When was the last time you heard “ethical” and “drug industry” in the same sentence? These days, you are more likely to see “unethical” linked closely with the drug industry that during the time of its birth during the Civil War in the U.S. used “ethical” to distinguish its products from quack medicines. Here’s a piece of drug industry history from “The Evolution of Pharmaceuticals in the United States,” which I found by Google search:

“Frederick Stearns was [an] important industry pioneer. He started a manufacturing facility in Detroit in 1855 and it was an important supplier of medicines during the Civil War. Stearns also became a reactionary against the medical quackery that was rampant at that time, so he put his products into popular-sized packages bearing full directions for their use plus a plain statement of the names and quantities of the ingredients in the package. He thus pioneered the phrase ‘ethical specialty’ for his products, and that was the origin of the phrase ‘ethical pharmaceuticals’ that survives to the present day. (Frederick Stearns and Company was acquired by Sterling Drug in 1944.)”

I am not sure when this bit of history was written, but as I said, in the “present day” we no longer hear the phrase “ethical pharmaceuticals.” We all know why. The industry has been found guilty of unethical and even unlawful practices that include hiding clinical trial data (see “GSK’s Coverup of Avandia’s Heart Risk Data: Is This How the Entire Industry Views Its Responsibility to Patients?“) and illegally marketing drugs. In recent years, the industry has paid huge fines and instituted corporate integrity agreements to settle DOJ cases (see, for example, “Transparency Vs. Translucency in Reporting Physician Payments“).  The industry’s low esteem among the general public is a direct result of this bad behavior and not, as some industry defenders claim, due to skewed media reports and anti-industry books like “Bad Pharma” (see here).

So it was with great interest that I read about a new effort to improve the drug industry’s reputation: the establishment by a bioethicist of an accreditation rating system (read all about it on Pharmalot: “Good Housekeeping Seal For Pharma?“). “Jennifer Miller, a fellow at the Edmund J Safra Center for Ethics at Harvard University and president of Bioethics International, a non-profit that advises educational programs on ethical issues on medicine and healthcare, is trying to develop the industry equivalent of a Good Housekeeping Seal of Approval,” reports Pharmalot.

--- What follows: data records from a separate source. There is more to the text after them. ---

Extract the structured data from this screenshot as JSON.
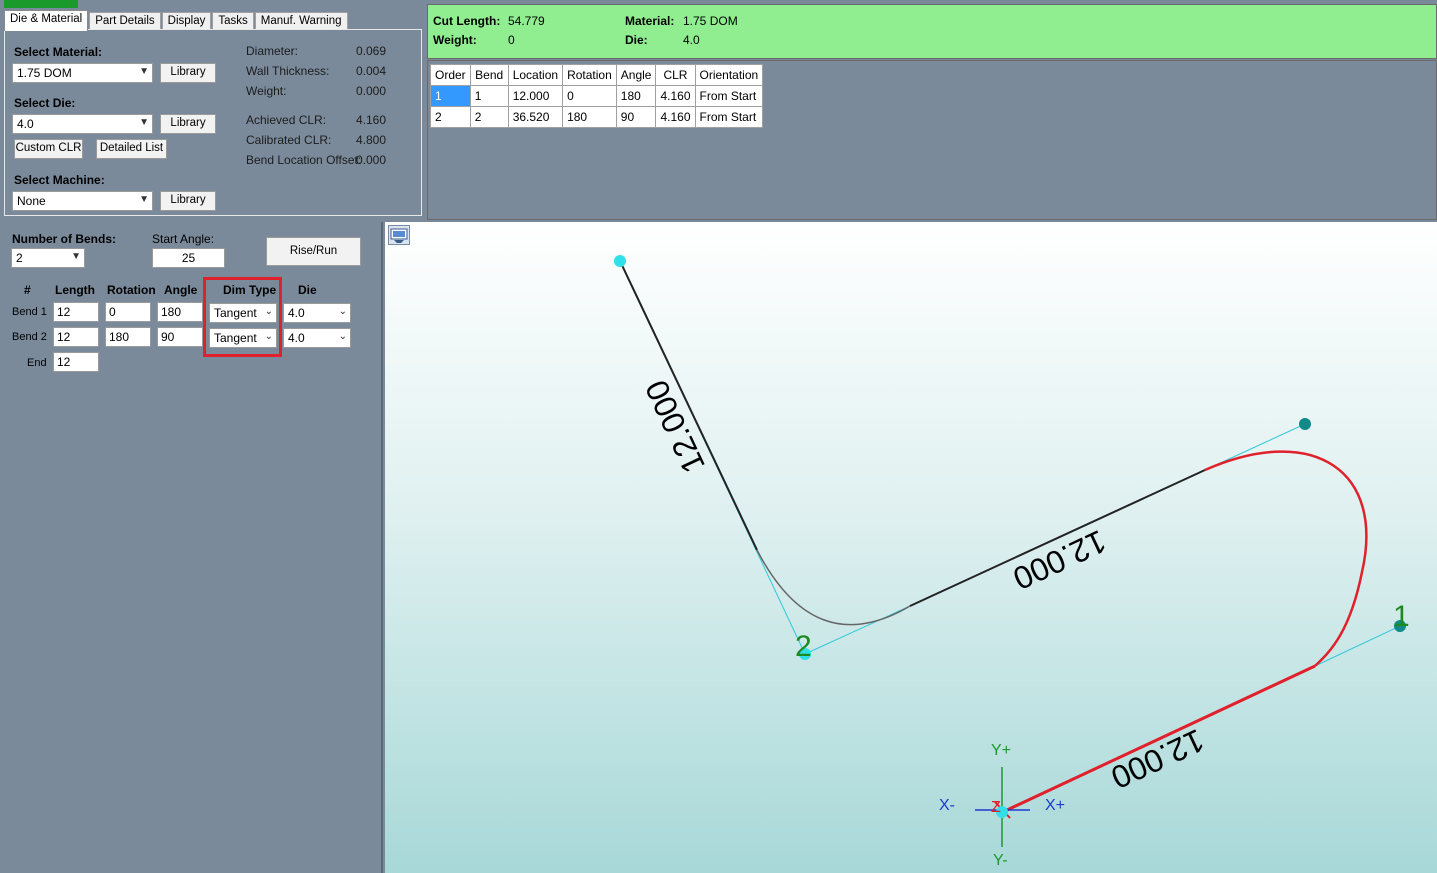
{
  "tabs": [
    "Die & Material",
    "Part Details",
    "Display",
    "Tasks",
    "Manuf. Warning"
  ],
  "die_material": {
    "select_material_label": "Select Material:",
    "material_value": "1.75 DOM",
    "select_die_label": "Select Die:",
    "die_value": "4.0",
    "select_machine_label": "Select Machine:",
    "machine_value": "None",
    "library_label": "Library",
    "custom_clr_label": "Custom CLR",
    "detailed_list_label": "Detailed List",
    "props": [
      {
        "label": "Diameter:",
        "value": "0.069"
      },
      {
        "label": "Wall Thickness:",
        "value": "0.004"
      },
      {
        "label": "Weight:",
        "value": "0.000"
      },
      {
        "label": "Achieved CLR:",
        "value": "4.160"
      },
      {
        "label": "Calibrated CLR:",
        "value": "4.800"
      },
      {
        "label": "Bend Location Offset:",
        "value": "0.000"
      }
    ]
  },
  "summary": {
    "cut_length_label": "Cut Length:",
    "cut_length_value": "54.779",
    "weight_label": "Weight:",
    "weight_value": "0",
    "material_label": "Material:",
    "material_value": "1.75 DOM",
    "die_label": "Die:",
    "die_value": "4.0",
    "accent_color": "#90ee90"
  },
  "bend_table": {
    "columns": [
      "Order",
      "Bend",
      "Location",
      "Rotation",
      "Angle",
      "CLR",
      "Orientation"
    ],
    "rows": [
      [
        "1",
        "1",
        "12.000",
        "0",
        "180",
        "4.160",
        "From Start"
      ],
      [
        "2",
        "2",
        "36.520",
        "180",
        "90",
        "4.160",
        "From Start"
      ]
    ]
  },
  "bend_editor": {
    "num_bends_label": "Number of Bends:",
    "num_bends_value": "2",
    "start_angle_label": "Start Angle:",
    "start_angle_value": "25",
    "rise_run_label": "Rise/Run",
    "columns": [
      "#",
      "Length",
      "Rotation",
      "Angle",
      "Dim Type",
      "Die"
    ],
    "rows": [
      {
        "label": "Bend 1",
        "length": "12",
        "rotation": "0",
        "angle": "180",
        "dim_type": "Tangent",
        "die": "4.0"
      },
      {
        "label": "Bend 2",
        "length": "12",
        "rotation": "180",
        "angle": "90",
        "dim_type": "Tangent",
        "die": "4.0"
      }
    ],
    "end_label": "End",
    "end_length": "12",
    "highlight_color": "#e0202a"
  },
  "viewport": {
    "segment_labels": [
      "12.000",
      "12.000",
      "12.000"
    ],
    "bend_labels": [
      "2",
      "1"
    ],
    "axis_labels": {
      "y_plus": "Y+",
      "y_minus": "Y-",
      "x_minus": "X-",
      "x_plus": "X+",
      "z": "Z"
    },
    "tube_color": "#e0202a",
    "preview_color": "#222222",
    "tangent_color": "#30c8d8",
    "icon": "view-reset-icon"
  }
}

“The standards [for the rating system] have been compiled and developed by a council that I put together,” said Miller. “It includes input from two former FDA commissioners – Mark McClellan and Andrew von Eschnebach, and some executives in the pharmaceutical industry, patient advocates, physicians.”

Her choice of former FDA commissioners leads me to believe Miller’s system is “fixed” so that no pharma company would get a bad grade. As one Pharmalot commenter pointed out “The credibility of this plan will depend on who the judges are. The fact that the ‘committee’ already includes an FDA Commissioner who himself resigned because of ethical trouble makes one wonder.”

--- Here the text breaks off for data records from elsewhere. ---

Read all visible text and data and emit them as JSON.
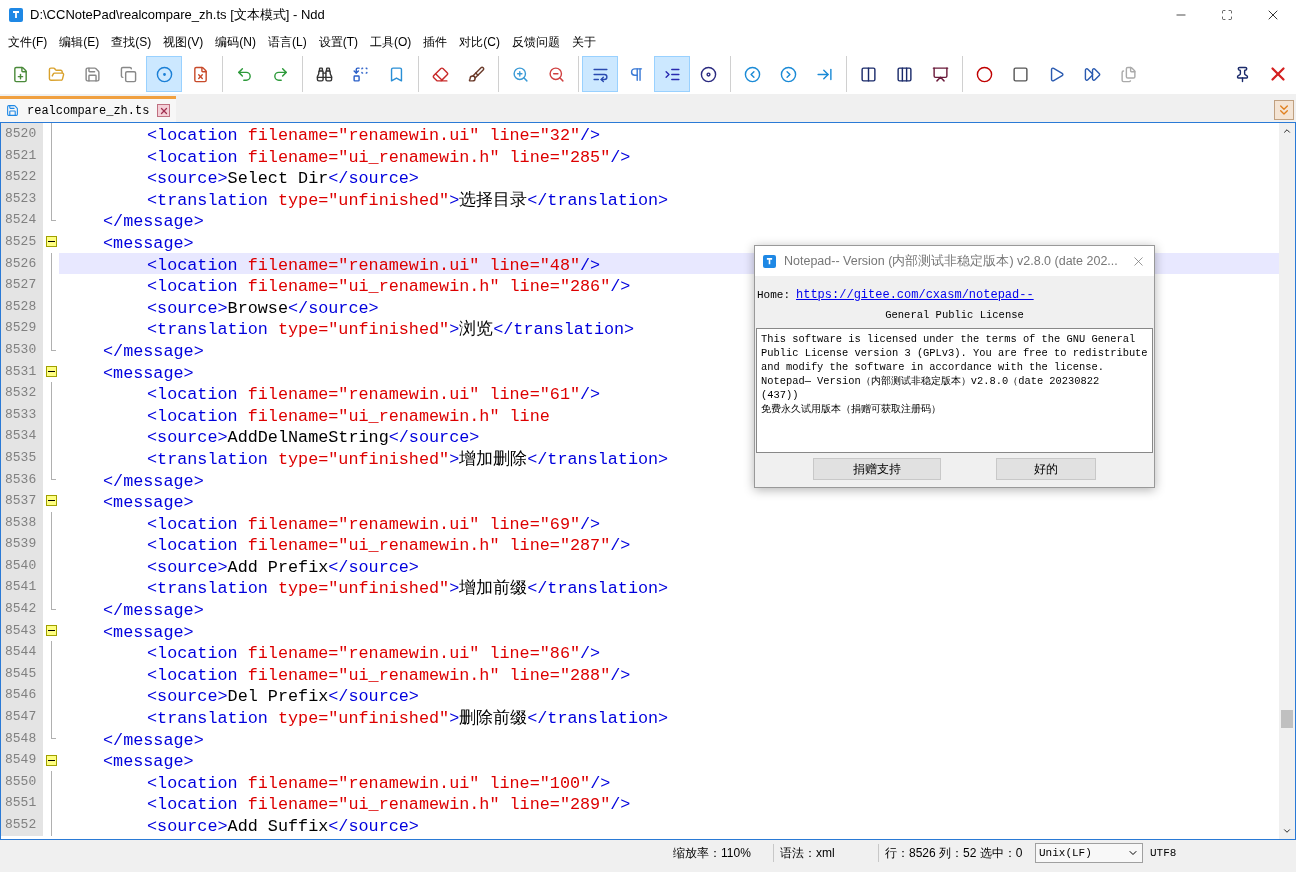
{
  "window": {
    "title": "D:\\CCNotePad\\realcompare_zh.ts [文本模式] - Ndd"
  },
  "menu": [
    "文件(F)",
    "编辑(E)",
    "查找(S)",
    "视图(V)",
    "编码(N)",
    "语言(L)",
    "设置(T)",
    "工具(O)",
    "插件",
    "对比(C)",
    "反馈问题",
    "关于"
  ],
  "toolbar": [
    [
      {
        "on": false
      },
      {
        "on": false
      },
      {
        "on": false
      },
      {
        "on": false
      },
      {
        "on": true
      },
      {
        "on": false
      }
    ],
    [
      {
        "on": false
      },
      {
        "on": false
      }
    ],
    [
      {
        "on": false
      },
      {
        "on": false
      },
      {
        "on": false
      }
    ],
    [
      {
        "on": false
      },
      {
        "on": false
      }
    ],
    [
      {
        "on": false
      },
      {
        "on": false
      }
    ],
    [
      {
        "on": true
      },
      {
        "on": false
      },
      {
        "on": true
      },
      {
        "on": false
      }
    ],
    [
      {
        "on": false
      },
      {
        "on": false
      },
      {
        "on": false
      }
    ],
    [
      {
        "on": false
      },
      {
        "on": false
      },
      {
        "on": false
      }
    ],
    [
      {
        "on": false
      },
      {
        "on": false
      },
      {
        "on": false
      },
      {
        "on": false
      },
      {
        "on": false
      }
    ]
  ],
  "tabs": [
    {
      "label": "realcompare_zh.ts",
      "selected": true
    }
  ],
  "editor": {
    "lines": [
      {
        "number": "8520",
        "kind": "inner",
        "selected": false,
        "tokens": [
          {
            "kind": "tag",
            "text": "<location "
          },
          {
            "kind": "attr",
            "text": "filename=\"renamewin.ui\" line=\"32\""
          },
          {
            "kind": "tag",
            "text": "/>"
          }
        ]
      },
      {
        "number": "8521",
        "kind": "inner",
        "selected": false,
        "tokens": [
          {
            "kind": "tag",
            "text": "<location "
          },
          {
            "kind": "attr",
            "text": "filename=\"ui_renamewin.h\" line=\"285\""
          },
          {
            "kind": "tag",
            "text": "/>"
          }
        ]
      },
      {
        "number": "8522",
        "kind": "inner",
        "selected": false,
        "tokens": [
          {
            "kind": "tag",
            "text": "<source>"
          },
          {
            "kind": "text",
            "text": "Select Dir"
          },
          {
            "kind": "tag",
            "text": "</source>"
          }
        ]
      },
      {
        "number": "8523",
        "kind": "inner",
        "selected": false,
        "tokens": [
          {
            "kind": "tag",
            "text": "<translation "
          },
          {
            "kind": "attr",
            "text": "type=\"unfinished\""
          },
          {
            "kind": "tag",
            "text": ">"
          },
          {
            "kind": "text",
            "text": "选择目录"
          },
          {
            "kind": "tag",
            "text": "</translation>"
          }
        ]
      },
      {
        "number": "8524",
        "kind": "close",
        "selected": false,
        "tokens": [
          {
            "kind": "tag",
            "text": "</message>"
          }
        ]
      },
      {
        "number": "8525",
        "kind": "open",
        "selected": false,
        "tokens": [
          {
            "kind": "tag",
            "text": "<message>"
          }
        ]
      },
      {
        "number": "8526",
        "kind": "inner",
        "selected": true,
        "tokens": [
          {
            "kind": "tag",
            "text": "<location "
          },
          {
            "kind": "attr",
            "text": "filename=\"renamewin.ui\" line=\"48\""
          },
          {
            "kind": "tag",
            "text": "/>"
          }
        ]
      },
      {
        "number": "8527",
        "kind": "inner",
        "selected": false,
        "tokens": [
          {
            "kind": "tag",
            "text": "<location "
          },
          {
            "kind": "attr",
            "text": "filename=\"ui_renamewin.h\" line=\"286\""
          },
          {
            "kind": "tag",
            "text": "/>"
          }
        ]
      },
      {
        "number": "8528",
        "kind": "inner",
        "selected": false,
        "tokens": [
          {
            "kind": "tag",
            "text": "<source>"
          },
          {
            "kind": "text",
            "text": "Browse"
          },
          {
            "kind": "tag",
            "text": "</source>"
          }
        ]
      },
      {
        "number": "8529",
        "kind": "inner",
        "selected": false,
        "tokens": [
          {
            "kind": "tag",
            "text": "<translation "
          },
          {
            "kind": "attr",
            "text": "type=\"unfinished\""
          },
          {
            "kind": "tag",
            "text": ">"
          },
          {
            "kind": "text",
            "text": "浏览"
          },
          {
            "kind": "tag",
            "text": "</translation>"
          }
        ]
      },
      {
        "number": "8530",
        "kind": "close",
        "selected": false,
        "tokens": [
          {
            "kind": "tag",
            "text": "</message>"
          }
        ]
      },
      {
        "number": "8531",
        "kind": "open",
        "selected": false,
        "tokens": [
          {
            "kind": "tag",
            "text": "<message>"
          }
        ]
      },
      {
        "number": "8532",
        "kind": "inner",
        "selected": false,
        "tokens": [
          {
            "kind": "tag",
            "text": "<location "
          },
          {
            "kind": "attr",
            "text": "filename=\"renamewin.ui\" line=\"61\""
          },
          {
            "kind": "tag",
            "text": "/>"
          }
        ]
      },
      {
        "number": "8533",
        "kind": "inner",
        "selected": false,
        "tokens": [
          {
            "kind": "tag",
            "text": "<location "
          },
          {
            "kind": "attr",
            "text": "filename=\"ui_renamewin.h\" line"
          }
        ]
      },
      {
        "number": "8534",
        "kind": "inner",
        "selected": false,
        "tokens": [
          {
            "kind": "tag",
            "text": "<source>"
          },
          {
            "kind": "text",
            "text": "AddDelNameString"
          },
          {
            "kind": "tag",
            "text": "</source>"
          }
        ]
      },
      {
        "number": "8535",
        "kind": "inner",
        "selected": false,
        "tokens": [
          {
            "kind": "tag",
            "text": "<translation "
          },
          {
            "kind": "attr",
            "text": "type=\"unfinished\""
          },
          {
            "kind": "tag",
            "text": ">"
          },
          {
            "kind": "text",
            "text": "增加删除"
          },
          {
            "kind": "tag",
            "text": "</translation>"
          }
        ]
      },
      {
        "number": "8536",
        "kind": "close",
        "selected": false,
        "tokens": [
          {
            "kind": "tag",
            "text": "</message>"
          }
        ]
      },
      {
        "number": "8537",
        "kind": "open",
        "selected": false,
        "tokens": [
          {
            "kind": "tag",
            "text": "<message>"
          }
        ]
      },
      {
        "number": "8538",
        "kind": "inner",
        "selected": false,
        "tokens": [
          {
            "kind": "tag",
            "text": "<location "
          },
          {
            "kind": "attr",
            "text": "filename=\"renamewin.ui\" line=\"69\""
          },
          {
            "kind": "tag",
            "text": "/>"
          }
        ]
      },
      {
        "number": "8539",
        "kind": "inner",
        "selected": false,
        "tokens": [
          {
            "kind": "tag",
            "text": "<location "
          },
          {
            "kind": "attr",
            "text": "filename=\"ui_renamewin.h\" line=\"287\""
          },
          {
            "kind": "tag",
            "text": "/>"
          }
        ]
      },
      {
        "number": "8540",
        "kind": "inner",
        "selected": false,
        "tokens": [
          {
            "kind": "tag",
            "text": "<source>"
          },
          {
            "kind": "text",
            "text": "Add Prefix"
          },
          {
            "kind": "tag",
            "text": "</source>"
          }
        ]
      },
      {
        "number": "8541",
        "kind": "inner",
        "selected": false,
        "tokens": [
          {
            "kind": "tag",
            "text": "<translation "
          },
          {
            "kind": "attr",
            "text": "type=\"unfinished\""
          },
          {
            "kind": "tag",
            "text": ">"
          },
          {
            "kind": "text",
            "text": "增加前缀"
          },
          {
            "kind": "tag",
            "text": "</translation>"
          }
        ]
      },
      {
        "number": "8542",
        "kind": "close",
        "selected": false,
        "tokens": [
          {
            "kind": "tag",
            "text": "</message>"
          }
        ]
      },
      {
        "number": "8543",
        "kind": "open",
        "selected": false,
        "tokens": [
          {
            "kind": "tag",
            "text": "<message>"
          }
        ]
      },
      {
        "number": "8544",
        "kind": "inner",
        "selected": false,
        "tokens": [
          {
            "kind": "tag",
            "text": "<location "
          },
          {
            "kind": "attr",
            "text": "filename=\"renamewin.ui\" line=\"86\""
          },
          {
            "kind": "tag",
            "text": "/>"
          }
        ]
      },
      {
        "number": "8545",
        "kind": "inner",
        "selected": false,
        "tokens": [
          {
            "kind": "tag",
            "text": "<location "
          },
          {
            "kind": "attr",
            "text": "filename=\"ui_renamewin.h\" line=\"288\""
          },
          {
            "kind": "tag",
            "text": "/>"
          }
        ]
      },
      {
        "number": "8546",
        "kind": "inner",
        "selected": false,
        "tokens": [
          {
            "kind": "tag",
            "text": "<source>"
          },
          {
            "kind": "text",
            "text": "Del Prefix"
          },
          {
            "kind": "tag",
            "text": "</source>"
          }
        ]
      },
      {
        "number": "8547",
        "kind": "inner",
        "selected": false,
        "tokens": [
          {
            "kind": "tag",
            "text": "<translation "
          },
          {
            "kind": "attr",
            "text": "type=\"unfinished\""
          },
          {
            "kind": "tag",
            "text": ">"
          },
          {
            "kind": "text",
            "text": "删除前缀"
          },
          {
            "kind": "tag",
            "text": "</translation>"
          }
        ]
      },
      {
        "number": "8548",
        "kind": "close",
        "selected": false,
        "tokens": [
          {
            "kind": "tag",
            "text": "</message>"
          }
        ]
      },
      {
        "number": "8549",
        "kind": "open",
        "selected": false,
        "tokens": [
          {
            "kind": "tag",
            "text": "<message>"
          }
        ]
      },
      {
        "number": "8550",
        "kind": "inner",
        "selected": false,
        "tokens": [
          {
            "kind": "tag",
            "text": "<location "
          },
          {
            "kind": "attr",
            "text": "filename=\"renamewin.ui\" line=\"100\""
          },
          {
            "kind": "tag",
            "text": "/>"
          }
        ]
      },
      {
        "number": "8551",
        "kind": "inner",
        "selected": false,
        "tokens": [
          {
            "kind": "tag",
            "text": "<location "
          },
          {
            "kind": "attr",
            "text": "filename=\"ui_renamewin.h\" line=\"289\""
          },
          {
            "kind": "tag",
            "text": "/>"
          }
        ]
      },
      {
        "number": "8552",
        "kind": "inner",
        "selected": false,
        "tokens": [
          {
            "kind": "tag",
            "text": "<source>"
          },
          {
            "kind": "text",
            "text": "Add Suffix"
          },
          {
            "kind": "tag",
            "text": "</source>"
          }
        ]
      }
    ]
  },
  "dialog": {
    "title": "Notepad-- Version (内部测试非稳定版本) v2.8.0 (date 202...",
    "home_label": "Home:",
    "home_link": "https://gitee.com/cxasm/notepad--",
    "heading": "General Public License",
    "license_lines": [
      "This software is licensed under the terms of the GNU General",
      "Public License version 3 (GPLv3). You are free to redistribute",
      "and modify the software in accordance with the license.",
      "Notepad— Version（内部测试非稳定版本）v2.8.0（date 20230822",
      "(437))",
      "免费永久试用版本（捐赠可获取注册码）"
    ],
    "buttons": [
      "捐赠支持",
      "好的"
    ]
  },
  "status_bar": {
    "zoom": "缩放率：110%",
    "syntax": "语法：xml",
    "position": "行：8526 列：52 选中：0",
    "line_ending": "Unix(LF)",
    "encoding": "UTF8"
  }
}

Andrew von Eschenbach, famous for resigning as FDA commissioner and leaving the agency leaderless on the very day that Obama was inaugurated (see Eschenbach Announces Resignation, FDA Staffer Throws Shoes in “Farewell Kiss”), is now employed as chairman of conservative think tank Manhattan Institute’s Project FDA initiative. If von Eschenbach has his way, FDA will be out of the business of approving new drugs based on efficacy, but will merely rubberstamp any drug that won’t kill humans outright (see here)! In essence, the entire U.S. population will become non-volunteer experimental subjects. A drug’s efficacy will be proven (or not) in the marketplace. That would not be how the general public would want an “ethical” drug industry to operate.

Meanwhile, Mark McClellan was allegedly involved in the decision to bar Barr’s Plan B OTC conversion. McClellan resigned after a very short term. According to a story in the NY Times, the FDA deleted or threw out all of McClellan’s e-mail and written correspondence on the subject (see “Plan B FDAgate“).

Is it any wonder that no pharma company will touch Miller’s proposed plan with a 10-foot pole and become a “pilot” case?